> _WHAT TO WORK ON_: When you write out the material, keep every line exactly as it is.

----

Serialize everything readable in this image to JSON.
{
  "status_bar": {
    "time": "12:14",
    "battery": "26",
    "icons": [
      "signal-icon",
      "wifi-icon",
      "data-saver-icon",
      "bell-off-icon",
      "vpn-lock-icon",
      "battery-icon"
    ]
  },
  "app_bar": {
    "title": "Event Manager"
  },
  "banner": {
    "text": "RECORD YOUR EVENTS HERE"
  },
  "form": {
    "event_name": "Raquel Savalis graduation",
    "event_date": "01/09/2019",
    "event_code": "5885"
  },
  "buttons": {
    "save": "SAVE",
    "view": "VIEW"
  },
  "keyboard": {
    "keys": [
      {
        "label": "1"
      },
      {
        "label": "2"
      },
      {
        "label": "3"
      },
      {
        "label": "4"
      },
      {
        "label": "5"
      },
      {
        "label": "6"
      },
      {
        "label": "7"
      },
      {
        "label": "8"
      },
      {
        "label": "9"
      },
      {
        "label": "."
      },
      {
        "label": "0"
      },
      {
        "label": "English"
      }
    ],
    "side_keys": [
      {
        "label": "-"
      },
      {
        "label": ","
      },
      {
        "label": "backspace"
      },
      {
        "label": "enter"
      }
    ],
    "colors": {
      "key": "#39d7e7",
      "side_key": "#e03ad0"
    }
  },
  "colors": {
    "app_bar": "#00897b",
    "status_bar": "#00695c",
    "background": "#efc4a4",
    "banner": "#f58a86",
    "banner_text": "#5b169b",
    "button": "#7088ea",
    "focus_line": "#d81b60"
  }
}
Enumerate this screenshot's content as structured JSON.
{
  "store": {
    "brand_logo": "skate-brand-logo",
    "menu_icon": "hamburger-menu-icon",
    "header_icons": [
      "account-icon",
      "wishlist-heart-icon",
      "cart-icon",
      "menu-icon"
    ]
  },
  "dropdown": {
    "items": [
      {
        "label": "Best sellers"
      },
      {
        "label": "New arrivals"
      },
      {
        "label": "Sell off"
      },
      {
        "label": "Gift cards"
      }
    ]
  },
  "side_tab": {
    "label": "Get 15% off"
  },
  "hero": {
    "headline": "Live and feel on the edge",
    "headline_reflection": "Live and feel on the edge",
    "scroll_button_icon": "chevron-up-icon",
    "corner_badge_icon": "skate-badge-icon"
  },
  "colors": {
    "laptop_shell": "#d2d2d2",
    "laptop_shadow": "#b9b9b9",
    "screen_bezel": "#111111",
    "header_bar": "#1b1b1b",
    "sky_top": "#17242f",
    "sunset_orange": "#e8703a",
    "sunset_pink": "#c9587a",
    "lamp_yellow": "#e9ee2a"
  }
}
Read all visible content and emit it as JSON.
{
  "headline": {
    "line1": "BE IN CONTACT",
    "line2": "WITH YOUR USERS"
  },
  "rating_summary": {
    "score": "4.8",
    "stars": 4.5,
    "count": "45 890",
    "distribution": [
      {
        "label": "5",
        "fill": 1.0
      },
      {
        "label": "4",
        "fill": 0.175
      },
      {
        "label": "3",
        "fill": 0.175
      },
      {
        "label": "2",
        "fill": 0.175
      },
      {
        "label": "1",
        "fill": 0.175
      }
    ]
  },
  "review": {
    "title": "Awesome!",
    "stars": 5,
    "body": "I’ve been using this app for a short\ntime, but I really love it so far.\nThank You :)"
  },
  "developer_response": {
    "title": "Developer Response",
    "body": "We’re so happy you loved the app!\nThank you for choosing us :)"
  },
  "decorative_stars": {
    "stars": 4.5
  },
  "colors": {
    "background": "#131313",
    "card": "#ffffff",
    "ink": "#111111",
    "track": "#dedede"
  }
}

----

> _WORKED SOLUTION_:
Serialize everything readable in this image to JSON.
{
  "status_bar": {
    "time": "12:14",
    "battery": "26",
    "icons": [
      "signal-icon",
      "wifi-icon",
      "data-saver-icon",
      "bell-off-icon",
      "vpn-lock-icon",
      "battery-icon"
    ]
  },
  "app_bar": {
    "title": "Event Manager"
  },
  "banner": {
    "text": "RECORD YOUR EVENTS HERE"
  },
  "form": {
    "event_name": "Raquel Savalis graduation",
    "event_date": "01/09/2019",
    "event_code": "5885"
  },
  "buttons": {
    "save": "SAVE",
    "view": "VIEW"
  },
  "keyboard": {
    "keys": [
      {
        "label": "1"
      },
      {
        "label": "2"
      },
      {
        "label": "3"
      },
      {
        "label": "4"
      },
      {
        "label": "5"
      },
      {
        "label": "6"
      },
      {
        "label": "7"
      },
      {
        "label": "8"
      },
      {
        "label": "9"
      },
      {
        "label": "."
      },
      {
        "label": "0"
      },
      {
        "label": "English"
      }
    ],
    "side_keys": [
      {
        "label": "-"
      },
      {
        "label": ","
      },
      {
        "label": "backspace"
      },
      {
        "label": "enter"
      }
    ],
    "colors": {
      "key": "#39d7e7",
      "side_key": "#e03ad0"
    }
  },
  "colors": {
    "app_bar": "#00897b",
    "status_bar": "#00695c",
    "background": "#efc4a4",
    "banner": "#f58a86",
    "banner_text": "#5b169b",
    "button": "#7088ea",
    "focus_line": "#d81b60"
  }
}
Enumerate this screenshot's content as structured JSON.
{
  "store": {
    "brand_logo": "skate-brand-logo",
    "menu_icon": "hamburger-menu-icon",
    "header_icons": [
      "account-icon",
      "wishlist-heart-icon",
      "cart-icon",
      "menu-icon"
    ]
  },
  "dropdown": {
    "items": [
      {
        "label": "Best sellers"
      },
      {
        "label": "New arrivals"
      },
      {
        "label": "Sell off"
      },
      {
        "label": "Gift cards"
      }
    ]
  },
  "side_tab": {
    "label": "Get 15% off"
  },
  "hero": {
    "headline": "Live and feel on the edge",
    "headline_reflection": "Live and feel on the edge",
    "scroll_button_icon": "chevron-up-icon",
    "corner_badge_icon": "skate-badge-icon"
  },
  "colors": {
    "laptop_shell": "#d2d2d2",
    "laptop_shadow": "#b9b9b9",
    "screen_bezel": "#111111",
    "header_bar": "#1b1b1b",
    "sky_top": "#17242f",
    "sunset_orange": "#e8703a",
    "sunset_pink": "#c9587a",
    "lamp_yellow": "#e9ee2a"
  }
}
Read all visible content and emit it as JSON.
{
  "headline": {
    "line1": "BE IN CONTACT",
    "line2": "WITH YOUR USERS"
  },
  "rating_summary": {
    "score": "4.8",
    "stars": 4.5,
    "count": "45 890",
    "distribution": [
      {
        "label": "5",
        "fill": 1.0
      },
      {
        "label": "4",
        "fill": 0.175
      },
      {
        "label": "3",
        "fill": 0.175
      },
      {
        "label": "2",
        "fill": 0.175
      },
      {
        "label": "1",
        "fill": 0.175
      }
    ]
  },
  "review": {
    "title": "Awesome!",
    "stars": 5,
    "body": "I’ve been using this app for a short\ntime, but I really love it so far.\nThank You :)"
  },
  "developer_response": {
    "title": "Developer Response",
    "body": "We’re so happy you loved the app!\nThank you for choosing us :)"
  },
  "decorative_stars": {
    "stars": 4.5
  },
  "colors": {
    "background": "#131313",
    "card": "#ffffff",
    "ink": "#111111",
    "track": "#dedede"
  }
}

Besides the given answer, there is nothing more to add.